Haitink brings Debussy's cinematic La Mer to life:



The Times on how wartime in Haitink's childhood affected him as a conductor:

Bernard Johan Herman Haitink was born on March 4, 1929, into a well-off family in Amsterdam. His father, Willem Haitink, was a civil servant, and his mother, Anna Clara Verschaffelt, worked for the French cultural organization Alliance Française. Neither were musicians. The family lived under Nazi occupation during World War II, and Willem was imprisoned for three months in a concentration camp.

Mr. Haitink referred to his youth as his “lazy days.”

“I wasn’t stupid,” he explained, “but I just wasn’t there. Half the time we were taught under our desks because of air raids. But even when things became normal, I wasn’t interested. Maybe this is why now, when I am over 70, that people always ask me why I work so hard.”

Shostakovich's merciless 4th Symphony:



The New York Times obit ends with this:

In 2011, in [an] interview with The Guardian, Mr. Haitink mused on the strange life of a conductor. “I have been doing this job for 50 years,” he said. “And, you know, it is a profession and it is not a profession. It’s very obscure sometimes. What makes a good conductor? What is this thing about charisma? I’m still wondering after all these years.”

And here's the last symphony by one of Haitink's signature composers: Bruckner's 9th.

Wednesday, October 20, 2021

Flow author Mihaly Csikszentmihalyi has died at 87

Mihaly Csikszentmihalyi, who wrote the famous 1990 book Flow: The Psychology of Optimal Experience, has died at age 87.

I haven't found any obituaries yet, but here's the announcement on his Facebook page.

In 2010, when I made a list of "the 12 books that have influenced me the most," I included Flow.

This post by Ann Althouse (my mom) quoted the book's summary of 8 features of the state of "flow":

First, the experience usually occurs when we confront tasks we have a chance of completing. Second, we must be able to concentrate on what we are doing. Third and fourth, the concentration is usually possible because the task undertaken has clear goals and immediate feedback. Fifth, one acts with a deep but effortless involvement that removes from awareness the worries and frustrations of everyday life. Sixth, enjoyable experiences allow people to exercise a sense of control over their actions. Seventh, concern for the self disappears, yet paradoxically the sense of self emerges stronger after the flow experience is over. Finally, the sense of the duration of time is altered; hours pass by in minutes, and minutes can stretch out to seem like hours. The combination of all these elements causes a sense of deep enjoyment that is so rewarding people feel that expending a great deal of energy is worthwhile simply to be able to feel it.

Here's Csikszentmihalyi's TED talk from 2004: "Flow, the secret to happiness."

In Psychology Today, English professor Vivian Wagner wrote in 2018:
The flow state, a concept first recognized and analyzed by positive psychologist Mihály Csíkszentmihályi …, is a worthy goal for anyone who wants to think and live more creatively. …

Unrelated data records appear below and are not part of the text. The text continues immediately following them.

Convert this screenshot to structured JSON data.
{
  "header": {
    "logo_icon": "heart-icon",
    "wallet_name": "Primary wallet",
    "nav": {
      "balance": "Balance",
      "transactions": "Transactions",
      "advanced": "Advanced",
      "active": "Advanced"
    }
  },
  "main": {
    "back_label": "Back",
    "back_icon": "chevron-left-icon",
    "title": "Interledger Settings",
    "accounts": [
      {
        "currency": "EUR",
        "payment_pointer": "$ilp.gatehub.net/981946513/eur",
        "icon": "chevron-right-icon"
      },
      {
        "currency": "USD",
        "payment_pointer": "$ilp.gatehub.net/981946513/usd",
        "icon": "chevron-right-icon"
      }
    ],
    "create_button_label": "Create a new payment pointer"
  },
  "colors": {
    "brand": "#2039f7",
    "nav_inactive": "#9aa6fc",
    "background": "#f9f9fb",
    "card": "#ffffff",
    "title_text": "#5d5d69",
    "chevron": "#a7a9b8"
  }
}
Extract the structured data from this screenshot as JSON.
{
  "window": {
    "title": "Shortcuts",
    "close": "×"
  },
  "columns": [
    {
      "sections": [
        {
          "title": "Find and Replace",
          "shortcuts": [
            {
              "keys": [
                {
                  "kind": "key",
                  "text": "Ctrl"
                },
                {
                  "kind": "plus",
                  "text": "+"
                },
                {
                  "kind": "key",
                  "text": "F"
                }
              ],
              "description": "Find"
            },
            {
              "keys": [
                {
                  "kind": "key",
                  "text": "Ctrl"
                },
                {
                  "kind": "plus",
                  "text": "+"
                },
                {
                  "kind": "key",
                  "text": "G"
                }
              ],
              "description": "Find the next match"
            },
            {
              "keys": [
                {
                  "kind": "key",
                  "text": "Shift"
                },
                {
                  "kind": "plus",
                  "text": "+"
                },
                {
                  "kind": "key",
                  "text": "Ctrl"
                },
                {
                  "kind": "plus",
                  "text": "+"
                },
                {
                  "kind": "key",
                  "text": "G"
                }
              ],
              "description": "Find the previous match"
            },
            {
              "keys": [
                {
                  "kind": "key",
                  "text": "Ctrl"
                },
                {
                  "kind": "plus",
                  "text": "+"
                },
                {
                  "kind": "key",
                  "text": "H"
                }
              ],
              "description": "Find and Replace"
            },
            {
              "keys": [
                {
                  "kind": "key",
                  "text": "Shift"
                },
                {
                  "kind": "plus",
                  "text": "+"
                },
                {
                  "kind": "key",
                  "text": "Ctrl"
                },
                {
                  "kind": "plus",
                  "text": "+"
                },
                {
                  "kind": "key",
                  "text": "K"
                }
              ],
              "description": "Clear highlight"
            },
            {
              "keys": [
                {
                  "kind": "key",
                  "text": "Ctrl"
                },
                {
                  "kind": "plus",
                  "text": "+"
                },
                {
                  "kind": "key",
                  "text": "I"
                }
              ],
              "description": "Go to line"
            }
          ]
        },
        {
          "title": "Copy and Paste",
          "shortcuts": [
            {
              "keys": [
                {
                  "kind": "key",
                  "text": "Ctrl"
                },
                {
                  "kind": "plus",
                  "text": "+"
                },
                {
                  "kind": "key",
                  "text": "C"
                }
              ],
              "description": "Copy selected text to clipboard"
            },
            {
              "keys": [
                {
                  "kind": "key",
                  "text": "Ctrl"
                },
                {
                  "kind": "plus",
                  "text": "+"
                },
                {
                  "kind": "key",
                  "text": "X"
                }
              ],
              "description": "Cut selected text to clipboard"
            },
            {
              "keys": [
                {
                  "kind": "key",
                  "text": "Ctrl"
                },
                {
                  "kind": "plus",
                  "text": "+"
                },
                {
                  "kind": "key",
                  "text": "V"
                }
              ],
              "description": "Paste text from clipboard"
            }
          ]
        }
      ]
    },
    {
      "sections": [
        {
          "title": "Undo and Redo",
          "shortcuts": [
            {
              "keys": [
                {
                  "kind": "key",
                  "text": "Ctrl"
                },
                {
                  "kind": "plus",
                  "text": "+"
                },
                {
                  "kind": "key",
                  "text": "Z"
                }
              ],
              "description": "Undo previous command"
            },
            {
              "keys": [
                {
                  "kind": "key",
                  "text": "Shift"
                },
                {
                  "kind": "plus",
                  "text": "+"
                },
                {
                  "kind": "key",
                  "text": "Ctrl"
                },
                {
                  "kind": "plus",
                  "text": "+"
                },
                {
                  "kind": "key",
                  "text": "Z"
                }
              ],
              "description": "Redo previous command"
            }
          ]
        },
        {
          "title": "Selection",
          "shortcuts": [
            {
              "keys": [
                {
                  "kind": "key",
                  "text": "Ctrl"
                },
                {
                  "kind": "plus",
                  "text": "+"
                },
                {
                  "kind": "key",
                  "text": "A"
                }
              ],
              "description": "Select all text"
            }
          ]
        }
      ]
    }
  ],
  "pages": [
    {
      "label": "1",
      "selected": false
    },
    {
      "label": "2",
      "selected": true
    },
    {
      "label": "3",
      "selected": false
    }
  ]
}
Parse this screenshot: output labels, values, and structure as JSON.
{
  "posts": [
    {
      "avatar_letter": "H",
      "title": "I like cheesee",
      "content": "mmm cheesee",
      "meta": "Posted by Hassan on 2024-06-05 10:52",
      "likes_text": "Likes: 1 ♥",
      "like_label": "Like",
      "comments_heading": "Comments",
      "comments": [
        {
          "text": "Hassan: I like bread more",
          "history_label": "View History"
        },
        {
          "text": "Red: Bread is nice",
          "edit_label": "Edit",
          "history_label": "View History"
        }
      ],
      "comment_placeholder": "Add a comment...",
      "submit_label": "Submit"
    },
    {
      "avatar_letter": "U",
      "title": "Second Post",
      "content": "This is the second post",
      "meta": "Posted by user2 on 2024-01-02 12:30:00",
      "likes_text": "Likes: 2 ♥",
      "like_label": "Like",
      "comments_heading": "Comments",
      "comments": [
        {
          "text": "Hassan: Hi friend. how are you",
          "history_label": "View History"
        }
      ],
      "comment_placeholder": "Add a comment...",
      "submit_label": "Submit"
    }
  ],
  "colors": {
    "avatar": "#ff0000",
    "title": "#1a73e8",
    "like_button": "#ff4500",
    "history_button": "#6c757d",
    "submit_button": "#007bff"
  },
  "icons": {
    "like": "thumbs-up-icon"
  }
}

In my composition classrooms, I often have students "freewrite" about whatever topic we’re focusing on that day. I find that while they’re freewriting, they enter a state of flow. … This is an especially valuable state because it’s then that creative connections are made. The mind allows itself to think, without the constraints and expectations of the external world. There’s time enough later to look at what we’ve written while in a flow state, but it’s important to be able to stay there for as long as possible in order to reap the benefits from it. …

In our era of multiple distractions, it can be difficult to slip into a flow state. Often, in the middle of doing something — when I might actually be in a flow state — I stop to check my phone or my email or search the web, and those activities break it up. More even than when Csikszentmihalyi first theorized about flow, we’re in great need of it today. …

It’s a beautiful, mysterious process — one that will change your life for the better and bring in a daily dose of creativity. And during those moments of flow, you’ll find yourself making connections, forming ideas, and thinking differently.

(Photo of Csíkszentmihályi from his TED talk.)